CANNELTON – Cannelton Schools Superintendent Alva Sibbitt told school-board members at a regular meeting June 13 he had struck a deal with state officials on delinquent unemployment-insurance payments.
“The (Indiana) Department of Workforce Development is making demand for payment within 15 business days,” a June 6 letter informed the school system. An attachment to the letter showed payments were skipped for September through December 2011, six months in 2012 and the first four months of this year for a total of $53,098.67. Another $7,887.29 in interest and $5,309.87 in penalties hiked the total to $66,295.83.
“I told her we don’t have this much,” Sibbitt told the school board, referring to Jessica Clark, Workforce Development collection representative.
She told him “if we didn’t pay it, they were going to garnish what we get in tax revenue,” Sibbitt said. “I asked if there was any way to not pay the interest and penalties, and she said ‘no, it’s in the Indiana law that if you don’t pay it on time, there’s interest and … penalties.’ ”
“I talked with her and told her we don’t have the $66,000 to pay right now,” the superintendent continued. Clark agreed to allow the school corporation to pay $6,630 by July 15, then $2,235.72 monthly for 35 months, “so at least there is a plan to get us paid up on the unemployment. It’s going to take us 36 months to do it, but at least it’s better than what we have been doing, which is nothing and getting more penalty each year.”
The board voted to authorize Sibbitt to execute an agreement with the state office specifying those terms.
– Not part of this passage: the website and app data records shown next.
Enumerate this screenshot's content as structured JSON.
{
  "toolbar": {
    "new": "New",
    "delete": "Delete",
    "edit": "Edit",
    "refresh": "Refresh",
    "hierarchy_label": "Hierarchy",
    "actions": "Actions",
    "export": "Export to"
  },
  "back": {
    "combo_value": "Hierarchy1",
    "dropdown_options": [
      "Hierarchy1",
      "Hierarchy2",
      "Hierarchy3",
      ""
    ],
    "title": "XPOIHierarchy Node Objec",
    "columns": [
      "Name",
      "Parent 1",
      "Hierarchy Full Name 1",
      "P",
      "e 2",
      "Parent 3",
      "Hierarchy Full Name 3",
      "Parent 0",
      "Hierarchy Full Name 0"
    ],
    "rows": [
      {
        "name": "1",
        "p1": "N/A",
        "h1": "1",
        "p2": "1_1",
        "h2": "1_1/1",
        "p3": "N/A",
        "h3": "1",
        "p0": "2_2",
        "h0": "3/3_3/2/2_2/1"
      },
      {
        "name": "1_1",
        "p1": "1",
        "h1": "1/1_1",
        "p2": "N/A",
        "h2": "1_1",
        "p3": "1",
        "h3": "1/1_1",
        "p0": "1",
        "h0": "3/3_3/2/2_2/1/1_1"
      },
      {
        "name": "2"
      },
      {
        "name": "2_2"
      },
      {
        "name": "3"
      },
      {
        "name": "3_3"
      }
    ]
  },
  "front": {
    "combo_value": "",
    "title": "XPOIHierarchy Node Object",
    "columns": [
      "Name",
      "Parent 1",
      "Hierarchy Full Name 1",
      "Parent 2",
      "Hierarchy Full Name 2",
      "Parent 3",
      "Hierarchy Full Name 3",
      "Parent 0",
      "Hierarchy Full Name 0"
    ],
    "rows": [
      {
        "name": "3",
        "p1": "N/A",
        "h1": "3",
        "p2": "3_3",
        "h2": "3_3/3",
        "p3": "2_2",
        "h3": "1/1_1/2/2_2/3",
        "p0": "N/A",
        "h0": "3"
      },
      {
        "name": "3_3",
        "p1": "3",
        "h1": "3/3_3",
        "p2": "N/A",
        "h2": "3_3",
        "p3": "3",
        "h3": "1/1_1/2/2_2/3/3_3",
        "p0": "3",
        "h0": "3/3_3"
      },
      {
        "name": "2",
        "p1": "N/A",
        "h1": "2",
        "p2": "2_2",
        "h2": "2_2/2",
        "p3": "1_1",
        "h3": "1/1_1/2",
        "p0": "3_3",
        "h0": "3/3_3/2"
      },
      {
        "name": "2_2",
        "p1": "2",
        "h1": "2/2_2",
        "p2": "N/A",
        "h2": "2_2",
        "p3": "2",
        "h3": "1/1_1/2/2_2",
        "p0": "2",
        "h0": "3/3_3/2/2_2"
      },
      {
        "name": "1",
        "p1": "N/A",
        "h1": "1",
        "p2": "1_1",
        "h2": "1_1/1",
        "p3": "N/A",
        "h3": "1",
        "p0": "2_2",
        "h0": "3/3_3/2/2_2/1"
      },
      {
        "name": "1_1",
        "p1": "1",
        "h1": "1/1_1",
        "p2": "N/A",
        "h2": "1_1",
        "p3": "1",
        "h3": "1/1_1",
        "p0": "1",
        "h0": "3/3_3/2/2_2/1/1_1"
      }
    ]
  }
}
The News reported Feb. 25 the superintendent was working to reduce outstanding debts to the state for unpaid unemployment premiums and to a special-education cooperative and that Sibbitt said he was making extra payments monthly to reduce what was owed. Attempts Friday to contact Sibbitt and Clark were unsuccessful.
Sibbitt also reported June 13 he’d found “that at least a couple, maybe more, of early retirees (for whom) we are paying their insurance premium … are on their husbands’ insurance, as well, so they basically have double coverage. Now, why do people do that? Well, when (the corporation) is paying all but a dollar, it’s no cost to them. If they were paying $2,000 a year, or $2,500, out of their payroll check, it might be different. I had a couple of them tell me they would consider dropping our insurance … I told them if they would do that, I would recommend to the board that they approve any early retiree who cancels his or her medical, dental and vision insurance coverage, that we would pay them an additional $2,000 a year. That would save the school corporation approximately $3,900 for each early retiree (who) would do that.”
He didn’t know how many would take the offer, but “I had two ladies tell me they would strongly consider doing that” if the board approved it.
The board approved a motion by member Jerry Harris “to allow our current early retirees to opt out of the dental, medical and vision insurance, and in doing so, will get an increase of $2,000 in their retirement …”
“And onto what’s called their bridge to Social Security, is what we call it,” Sibbitt inserted before the vote.